## [Problem to work on]
For the listing beneath, state how many lines contain the string "false". Give the number by itself.

## [Materials provided]
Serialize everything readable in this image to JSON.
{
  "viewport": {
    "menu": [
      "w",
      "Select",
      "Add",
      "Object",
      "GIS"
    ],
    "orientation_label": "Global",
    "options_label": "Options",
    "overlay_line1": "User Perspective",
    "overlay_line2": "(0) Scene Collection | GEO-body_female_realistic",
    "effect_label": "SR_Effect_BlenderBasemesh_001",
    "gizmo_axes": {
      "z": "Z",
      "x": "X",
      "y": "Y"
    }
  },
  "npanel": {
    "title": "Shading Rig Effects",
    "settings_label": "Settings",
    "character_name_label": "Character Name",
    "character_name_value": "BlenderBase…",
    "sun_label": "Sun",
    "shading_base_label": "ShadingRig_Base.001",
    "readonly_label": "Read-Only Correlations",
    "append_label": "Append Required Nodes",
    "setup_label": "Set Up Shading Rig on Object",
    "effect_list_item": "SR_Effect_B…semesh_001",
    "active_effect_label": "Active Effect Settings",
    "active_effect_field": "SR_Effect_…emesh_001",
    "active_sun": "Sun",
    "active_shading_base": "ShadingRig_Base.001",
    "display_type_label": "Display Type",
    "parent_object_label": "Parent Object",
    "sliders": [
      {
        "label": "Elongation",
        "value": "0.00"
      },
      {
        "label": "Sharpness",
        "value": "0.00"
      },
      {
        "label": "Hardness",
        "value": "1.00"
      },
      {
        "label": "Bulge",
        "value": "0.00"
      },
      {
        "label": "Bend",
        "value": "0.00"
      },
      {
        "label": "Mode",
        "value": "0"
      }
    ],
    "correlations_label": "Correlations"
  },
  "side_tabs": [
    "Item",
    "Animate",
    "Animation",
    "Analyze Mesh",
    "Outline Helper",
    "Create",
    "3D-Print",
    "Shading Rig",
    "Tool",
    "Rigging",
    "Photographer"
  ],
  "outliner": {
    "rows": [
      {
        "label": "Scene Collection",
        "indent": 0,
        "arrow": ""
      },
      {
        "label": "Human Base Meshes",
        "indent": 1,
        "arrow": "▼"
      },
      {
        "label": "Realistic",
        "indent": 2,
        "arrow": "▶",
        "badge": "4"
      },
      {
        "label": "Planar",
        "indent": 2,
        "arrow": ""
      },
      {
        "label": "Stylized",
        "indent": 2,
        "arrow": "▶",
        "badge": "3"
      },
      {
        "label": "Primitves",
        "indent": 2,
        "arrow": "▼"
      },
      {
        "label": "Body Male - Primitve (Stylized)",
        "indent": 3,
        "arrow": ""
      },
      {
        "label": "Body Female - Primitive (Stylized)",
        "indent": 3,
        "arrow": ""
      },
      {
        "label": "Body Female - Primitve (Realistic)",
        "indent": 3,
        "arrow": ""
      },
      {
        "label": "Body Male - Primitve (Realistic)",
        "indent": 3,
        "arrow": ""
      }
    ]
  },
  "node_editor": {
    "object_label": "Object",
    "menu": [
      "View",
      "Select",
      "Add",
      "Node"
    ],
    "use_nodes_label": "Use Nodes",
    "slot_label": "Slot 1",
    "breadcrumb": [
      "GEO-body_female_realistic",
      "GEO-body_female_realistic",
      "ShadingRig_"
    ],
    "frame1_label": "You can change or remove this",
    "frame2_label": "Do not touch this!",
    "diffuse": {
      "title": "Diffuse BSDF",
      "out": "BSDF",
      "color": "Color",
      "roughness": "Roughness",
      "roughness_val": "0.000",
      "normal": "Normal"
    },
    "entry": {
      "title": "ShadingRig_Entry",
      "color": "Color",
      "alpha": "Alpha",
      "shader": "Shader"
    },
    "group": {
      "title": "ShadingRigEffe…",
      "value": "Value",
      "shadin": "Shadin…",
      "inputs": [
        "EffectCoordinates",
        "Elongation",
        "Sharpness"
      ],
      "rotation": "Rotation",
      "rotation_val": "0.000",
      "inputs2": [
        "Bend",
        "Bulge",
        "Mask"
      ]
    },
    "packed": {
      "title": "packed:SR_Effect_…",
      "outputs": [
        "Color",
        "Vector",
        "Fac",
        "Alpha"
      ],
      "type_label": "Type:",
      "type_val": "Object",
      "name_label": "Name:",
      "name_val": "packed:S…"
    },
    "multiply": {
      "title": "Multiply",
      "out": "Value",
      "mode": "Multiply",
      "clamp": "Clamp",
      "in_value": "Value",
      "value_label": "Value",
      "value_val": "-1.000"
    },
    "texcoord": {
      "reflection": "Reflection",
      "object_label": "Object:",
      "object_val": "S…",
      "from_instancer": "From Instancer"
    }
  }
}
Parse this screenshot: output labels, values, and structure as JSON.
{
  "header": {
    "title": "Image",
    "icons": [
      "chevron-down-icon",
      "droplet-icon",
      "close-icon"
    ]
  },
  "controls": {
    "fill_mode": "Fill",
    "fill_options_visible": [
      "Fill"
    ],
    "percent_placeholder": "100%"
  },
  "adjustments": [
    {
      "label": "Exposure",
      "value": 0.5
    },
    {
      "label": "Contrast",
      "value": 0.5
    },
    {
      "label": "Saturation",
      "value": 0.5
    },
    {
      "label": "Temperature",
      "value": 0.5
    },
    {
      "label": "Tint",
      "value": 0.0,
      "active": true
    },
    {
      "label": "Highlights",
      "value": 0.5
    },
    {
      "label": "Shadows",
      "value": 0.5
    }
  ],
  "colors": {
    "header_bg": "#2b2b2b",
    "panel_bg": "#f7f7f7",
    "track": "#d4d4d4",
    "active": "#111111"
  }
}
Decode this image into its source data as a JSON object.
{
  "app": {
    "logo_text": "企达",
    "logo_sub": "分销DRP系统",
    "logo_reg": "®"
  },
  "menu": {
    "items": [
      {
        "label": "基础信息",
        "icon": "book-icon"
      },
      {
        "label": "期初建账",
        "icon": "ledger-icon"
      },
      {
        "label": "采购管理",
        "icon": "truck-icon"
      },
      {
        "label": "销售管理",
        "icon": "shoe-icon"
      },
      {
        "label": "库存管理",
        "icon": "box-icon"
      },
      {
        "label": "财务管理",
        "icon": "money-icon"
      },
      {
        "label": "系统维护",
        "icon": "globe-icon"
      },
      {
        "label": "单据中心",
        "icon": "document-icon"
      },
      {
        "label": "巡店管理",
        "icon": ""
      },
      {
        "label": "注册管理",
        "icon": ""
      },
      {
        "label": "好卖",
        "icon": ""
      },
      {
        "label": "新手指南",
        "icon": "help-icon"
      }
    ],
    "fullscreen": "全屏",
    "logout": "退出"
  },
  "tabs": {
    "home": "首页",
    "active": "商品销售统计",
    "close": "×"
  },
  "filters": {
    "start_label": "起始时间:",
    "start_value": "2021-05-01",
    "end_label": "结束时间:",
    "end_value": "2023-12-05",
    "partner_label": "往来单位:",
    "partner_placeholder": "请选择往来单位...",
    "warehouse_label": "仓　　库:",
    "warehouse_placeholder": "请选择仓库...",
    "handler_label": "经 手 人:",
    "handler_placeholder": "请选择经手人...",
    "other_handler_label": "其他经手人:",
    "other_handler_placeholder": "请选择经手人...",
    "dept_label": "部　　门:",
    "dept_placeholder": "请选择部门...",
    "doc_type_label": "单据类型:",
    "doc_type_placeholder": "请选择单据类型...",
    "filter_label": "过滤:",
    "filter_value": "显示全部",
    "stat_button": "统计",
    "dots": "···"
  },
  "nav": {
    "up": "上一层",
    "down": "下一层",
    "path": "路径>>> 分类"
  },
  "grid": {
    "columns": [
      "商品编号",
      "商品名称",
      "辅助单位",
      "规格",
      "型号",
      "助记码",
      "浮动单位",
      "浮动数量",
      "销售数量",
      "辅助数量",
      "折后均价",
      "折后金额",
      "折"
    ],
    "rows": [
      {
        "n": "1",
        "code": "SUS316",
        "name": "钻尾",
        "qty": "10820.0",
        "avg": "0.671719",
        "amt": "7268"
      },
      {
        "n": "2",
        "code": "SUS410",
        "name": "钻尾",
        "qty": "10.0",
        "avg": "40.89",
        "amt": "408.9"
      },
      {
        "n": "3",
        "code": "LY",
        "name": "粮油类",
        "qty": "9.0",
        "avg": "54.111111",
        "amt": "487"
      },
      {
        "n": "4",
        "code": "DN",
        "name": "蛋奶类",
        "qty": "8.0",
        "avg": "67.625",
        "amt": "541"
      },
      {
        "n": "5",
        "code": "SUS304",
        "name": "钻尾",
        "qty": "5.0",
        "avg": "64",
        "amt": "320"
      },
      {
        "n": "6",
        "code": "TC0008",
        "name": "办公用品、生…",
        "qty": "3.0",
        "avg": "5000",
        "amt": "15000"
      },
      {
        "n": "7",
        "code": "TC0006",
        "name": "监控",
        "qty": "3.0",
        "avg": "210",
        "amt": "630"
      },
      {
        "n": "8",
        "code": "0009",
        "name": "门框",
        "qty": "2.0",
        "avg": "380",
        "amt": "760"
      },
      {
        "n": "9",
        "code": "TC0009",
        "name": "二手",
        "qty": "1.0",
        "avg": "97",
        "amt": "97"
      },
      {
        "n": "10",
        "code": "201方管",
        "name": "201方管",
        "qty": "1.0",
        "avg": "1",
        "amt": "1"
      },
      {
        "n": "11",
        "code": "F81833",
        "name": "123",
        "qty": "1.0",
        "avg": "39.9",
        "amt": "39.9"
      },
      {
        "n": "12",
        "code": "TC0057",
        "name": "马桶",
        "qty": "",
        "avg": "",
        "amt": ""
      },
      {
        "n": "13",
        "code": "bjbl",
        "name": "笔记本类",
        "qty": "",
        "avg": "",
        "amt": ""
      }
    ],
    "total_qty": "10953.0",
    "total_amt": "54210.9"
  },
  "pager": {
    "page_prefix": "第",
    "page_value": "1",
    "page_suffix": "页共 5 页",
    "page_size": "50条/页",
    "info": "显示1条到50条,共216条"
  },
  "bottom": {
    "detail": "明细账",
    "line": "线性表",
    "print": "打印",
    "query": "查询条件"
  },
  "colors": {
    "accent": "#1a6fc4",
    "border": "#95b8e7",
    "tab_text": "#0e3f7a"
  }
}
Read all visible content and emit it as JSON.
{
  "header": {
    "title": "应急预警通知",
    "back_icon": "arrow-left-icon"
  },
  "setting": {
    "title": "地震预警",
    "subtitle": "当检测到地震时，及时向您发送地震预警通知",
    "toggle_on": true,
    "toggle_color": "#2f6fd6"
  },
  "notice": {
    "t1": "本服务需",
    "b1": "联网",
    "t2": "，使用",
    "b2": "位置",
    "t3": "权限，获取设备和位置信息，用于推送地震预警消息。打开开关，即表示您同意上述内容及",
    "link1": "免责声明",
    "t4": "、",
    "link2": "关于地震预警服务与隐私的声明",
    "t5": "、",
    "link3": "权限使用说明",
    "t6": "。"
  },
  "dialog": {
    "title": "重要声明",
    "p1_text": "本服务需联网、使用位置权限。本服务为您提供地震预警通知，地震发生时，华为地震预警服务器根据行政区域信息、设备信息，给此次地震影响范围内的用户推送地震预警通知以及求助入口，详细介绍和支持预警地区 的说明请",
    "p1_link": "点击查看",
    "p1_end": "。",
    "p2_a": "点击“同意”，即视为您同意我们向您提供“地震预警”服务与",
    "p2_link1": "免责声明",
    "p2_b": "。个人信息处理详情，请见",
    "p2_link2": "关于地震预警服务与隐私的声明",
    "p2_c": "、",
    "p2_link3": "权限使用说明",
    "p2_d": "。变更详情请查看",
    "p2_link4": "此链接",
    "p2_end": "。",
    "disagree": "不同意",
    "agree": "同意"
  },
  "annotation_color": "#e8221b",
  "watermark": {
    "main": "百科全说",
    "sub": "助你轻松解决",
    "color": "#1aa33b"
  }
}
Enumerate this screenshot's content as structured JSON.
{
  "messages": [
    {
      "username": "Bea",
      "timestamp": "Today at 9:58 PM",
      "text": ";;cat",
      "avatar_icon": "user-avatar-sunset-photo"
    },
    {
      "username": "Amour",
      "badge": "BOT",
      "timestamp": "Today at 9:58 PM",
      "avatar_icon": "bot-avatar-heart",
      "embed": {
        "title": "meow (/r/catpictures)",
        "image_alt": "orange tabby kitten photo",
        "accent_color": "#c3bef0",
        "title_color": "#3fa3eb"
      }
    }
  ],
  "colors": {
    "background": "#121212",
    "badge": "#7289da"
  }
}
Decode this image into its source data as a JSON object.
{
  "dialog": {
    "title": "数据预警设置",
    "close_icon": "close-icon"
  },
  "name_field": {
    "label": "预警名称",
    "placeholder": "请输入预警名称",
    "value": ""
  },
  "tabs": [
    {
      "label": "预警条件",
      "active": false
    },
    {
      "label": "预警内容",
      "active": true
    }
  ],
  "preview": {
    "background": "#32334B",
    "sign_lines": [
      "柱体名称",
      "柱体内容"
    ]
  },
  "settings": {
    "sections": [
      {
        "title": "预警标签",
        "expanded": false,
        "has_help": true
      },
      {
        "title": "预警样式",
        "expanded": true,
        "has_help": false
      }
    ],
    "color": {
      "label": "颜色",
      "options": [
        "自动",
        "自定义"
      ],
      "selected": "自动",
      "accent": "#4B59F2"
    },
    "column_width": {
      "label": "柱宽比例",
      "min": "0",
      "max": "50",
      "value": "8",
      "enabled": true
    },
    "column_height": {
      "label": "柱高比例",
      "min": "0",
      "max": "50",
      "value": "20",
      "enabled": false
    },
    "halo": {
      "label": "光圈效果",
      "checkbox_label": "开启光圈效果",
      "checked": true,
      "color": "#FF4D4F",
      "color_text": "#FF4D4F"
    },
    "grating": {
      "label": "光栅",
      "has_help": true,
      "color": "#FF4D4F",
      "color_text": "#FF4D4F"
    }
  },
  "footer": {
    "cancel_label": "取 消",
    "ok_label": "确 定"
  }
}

## [Expected answer]
4